Often birthdays are a quiet affair at our house, which is just fine with me, but this October marked my 50th and we ushered it in with a wildly fun Elton John themed party.
Seriously, for people who are pretty much homebodies, we threw quite the celebratory shindig. My amazing friend G♥ created one her fabulous dance playlists of 50 songs, which had us on the go till all hours. We finished the list at 4:30 in the morning… and yes… my leg muscles were hating me for the next few days, but it was entirely worth it.
A few weeks later, we are still finding bits of glitter, stray feathers from the flashy abundance of boas, and the odd pair of party shades stashed in spots we are shocked we hadn’t noticed.
So ya… 50…
I figure this perhaps marks the half-way point of my life (which may be revealing of my cocky attitude)… but really, in many ways – I feel like I am just getting started.
There is a part of me that feels like I should be looking back – taking account – and settling in to something more… I don’t know… settled???
But I find myself instead looking forward… and wondering about new possibilities and feeling really excited…
I don’t know where I am going exactly – and I don’t need to – I just have a kind of general feeling and trust that whatever it is that unfolds and that I make happen (I have no doubt that these are combined: luck, unfolding motions of the universe, mixed with my choices and actions) will be well situated in and honouring of the things I value.
I feel stronger and more sure of myself than I did when I was younger, more trusting of my busy, messy brain, and my learning style and my ability to separate out the entwined threads of my thinking and then communicate these with others.
My understandings are deeper, I can shift in and out of the meta and the minutia, and I am more productively sensitive and aware of that space between myself and others. I am fascinated by that space between – and the connections with others – that place where we interface and where a word, or a look, or perceived tone can shift and change things and open up possibilities.
And too, as my world has expanded with my wonderful connections within disabilities communities, and as I have developed close friendships with Autistic people, I have become more aware of what I am seeing as my responsibility as a person with privilege. I am committed to continue to work with other activists to affect change and to move the world (or at least one small part of it where I might have some tiny dominion) in a positive direction.

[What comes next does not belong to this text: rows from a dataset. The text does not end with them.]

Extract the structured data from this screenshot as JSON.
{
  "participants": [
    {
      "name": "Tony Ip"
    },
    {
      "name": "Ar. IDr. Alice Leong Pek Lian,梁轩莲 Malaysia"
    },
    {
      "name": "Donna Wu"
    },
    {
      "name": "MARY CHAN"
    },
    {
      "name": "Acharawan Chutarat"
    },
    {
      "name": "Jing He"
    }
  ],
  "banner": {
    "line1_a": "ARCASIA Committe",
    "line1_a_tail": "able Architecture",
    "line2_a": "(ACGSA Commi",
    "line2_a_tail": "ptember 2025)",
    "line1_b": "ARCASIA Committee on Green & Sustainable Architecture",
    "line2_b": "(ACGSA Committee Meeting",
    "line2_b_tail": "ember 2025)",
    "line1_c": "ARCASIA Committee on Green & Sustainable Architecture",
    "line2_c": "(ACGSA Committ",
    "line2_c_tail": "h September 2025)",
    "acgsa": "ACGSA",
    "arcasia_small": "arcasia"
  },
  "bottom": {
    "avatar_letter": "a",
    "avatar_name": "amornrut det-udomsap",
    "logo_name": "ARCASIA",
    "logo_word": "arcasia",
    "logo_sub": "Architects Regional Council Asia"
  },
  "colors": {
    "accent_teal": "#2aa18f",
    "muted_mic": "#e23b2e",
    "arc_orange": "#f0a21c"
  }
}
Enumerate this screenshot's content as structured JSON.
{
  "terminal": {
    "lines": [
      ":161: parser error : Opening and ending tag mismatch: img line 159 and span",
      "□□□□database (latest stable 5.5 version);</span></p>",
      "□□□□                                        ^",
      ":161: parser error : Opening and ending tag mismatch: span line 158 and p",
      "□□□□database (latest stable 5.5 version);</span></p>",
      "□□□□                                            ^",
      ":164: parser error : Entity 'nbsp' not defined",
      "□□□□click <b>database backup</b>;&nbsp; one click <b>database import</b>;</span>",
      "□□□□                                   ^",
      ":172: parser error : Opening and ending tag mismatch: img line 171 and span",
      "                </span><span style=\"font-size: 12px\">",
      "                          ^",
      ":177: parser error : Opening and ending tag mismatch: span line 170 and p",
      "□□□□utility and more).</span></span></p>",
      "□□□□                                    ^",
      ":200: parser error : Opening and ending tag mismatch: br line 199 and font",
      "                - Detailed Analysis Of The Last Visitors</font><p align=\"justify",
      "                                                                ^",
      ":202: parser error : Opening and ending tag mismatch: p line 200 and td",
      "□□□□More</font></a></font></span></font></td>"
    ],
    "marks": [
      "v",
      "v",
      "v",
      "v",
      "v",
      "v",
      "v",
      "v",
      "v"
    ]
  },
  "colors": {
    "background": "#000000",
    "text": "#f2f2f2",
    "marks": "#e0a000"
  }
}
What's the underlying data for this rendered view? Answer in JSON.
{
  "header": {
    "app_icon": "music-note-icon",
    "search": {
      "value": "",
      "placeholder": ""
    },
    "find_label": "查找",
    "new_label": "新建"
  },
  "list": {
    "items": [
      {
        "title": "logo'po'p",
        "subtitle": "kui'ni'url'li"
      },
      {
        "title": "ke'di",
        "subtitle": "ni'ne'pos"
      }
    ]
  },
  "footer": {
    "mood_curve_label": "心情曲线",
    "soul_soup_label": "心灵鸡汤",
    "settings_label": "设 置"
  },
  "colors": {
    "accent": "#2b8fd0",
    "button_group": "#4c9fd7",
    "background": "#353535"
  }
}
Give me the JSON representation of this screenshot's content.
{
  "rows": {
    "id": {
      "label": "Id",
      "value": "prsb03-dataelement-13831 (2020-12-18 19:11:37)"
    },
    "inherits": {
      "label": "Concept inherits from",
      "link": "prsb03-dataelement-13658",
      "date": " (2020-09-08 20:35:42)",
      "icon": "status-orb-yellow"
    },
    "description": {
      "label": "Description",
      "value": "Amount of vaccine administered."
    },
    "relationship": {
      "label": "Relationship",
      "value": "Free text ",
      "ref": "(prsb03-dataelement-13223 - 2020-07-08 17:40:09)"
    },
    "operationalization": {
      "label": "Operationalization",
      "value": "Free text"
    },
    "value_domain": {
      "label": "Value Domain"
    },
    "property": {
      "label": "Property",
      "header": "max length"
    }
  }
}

When I consider how I feel about my future – I cannot help but also reflect on H and that I am increasingly comfortable with understanding that I do not have the ability to see his future.
Of course I project about the ways his future might be shaped by actions and decisions (his, mine and Craig’s, and other circumstances), but I also feel that I am welcoming his transition to adulthood with an increasing trust in how things will unfold, and in his capacity to learn, and to make self-determining decisions.
During a presentation last week, I was asked about what I see for H’s future. I responded that I don’t really know, that I have learned that I cannot know, and that my role is to support him in authentically being himself, to find his way, his path, to be fulfilled, and to ensure there are opportunities for him.
The truth is… I can’t know H’s future any more than I can know my non Autistic daughter’s future, or my own, or any more than anyone truly can know the future of another. I made the point that what I am learning is that it is really important for me to be okay with not knowing how everything is going to unfold, and though it may not be easy, I trust this process.
Periodically, I am also asked by someone, a friend or colleague, about what I imagine for H in the future, including whether I think he will ever live independently…
This question about independence happened recently, and for a second I felt a bit put off or defensive about this query, but that’s when I took a breath and settled deeper into my thinking… to let that moment pass.
My response, after the breathing beat, was something like this: “Independence… ya… I am not sure I know what that even means. It is a good question to consider – but really – I am wondering if any of us actually live independently… because… I know I don’t.”
I just love this particular friend, and the way we went on to discuss ideas around independence as well as the role of a parent supporting this process of transitioning to adulthood.
And too… this had me thinking further and considering that this drive for independence is perhaps situated as an unachievable standard that we hold up as some kind of measure of success for people with disabilities, but that we don’t do this to non-disabled people.
We don’t do this… because it isn’t real…
I mean that independence… it isn’t a thing… it isn’t a destination in itself.
Consider for a moment that we don’t generally ask someone with a son or daughter who is 24 and still living at home, with that kindly gentle tone laced perhaps with subtle underlying pity, “Do you think ____ will ever live independently…?”
So ya, for H, the word independence does not capture some destination as he makes his way to adulthood. The goal is that he has the resources and capacity to be emotionally healthy, self-determining, able to problem solve, connected to community, and interdependent with others whom he cares about and who care about him, and hopefully that he can spend time doing things that he is passionate about, and that give him a good quality of life and a feeling of fulfillment.
So – now – when I think upon myself – and how long it has taken me to get to this place, and how I am still learning and growing and even now contemplating things that years ago may have seemed entirely beyond the realm of possibility…
I will believe in my son as I believe in myself…
I will trust in the unfolding of possibilities…
30 Days of Autism is a project designed to fight stigma, promote civil rights, and increase understanding and acceptance for those who process and experience the world differently.
©Leah Kelley, Thirty Days of Autism (2014)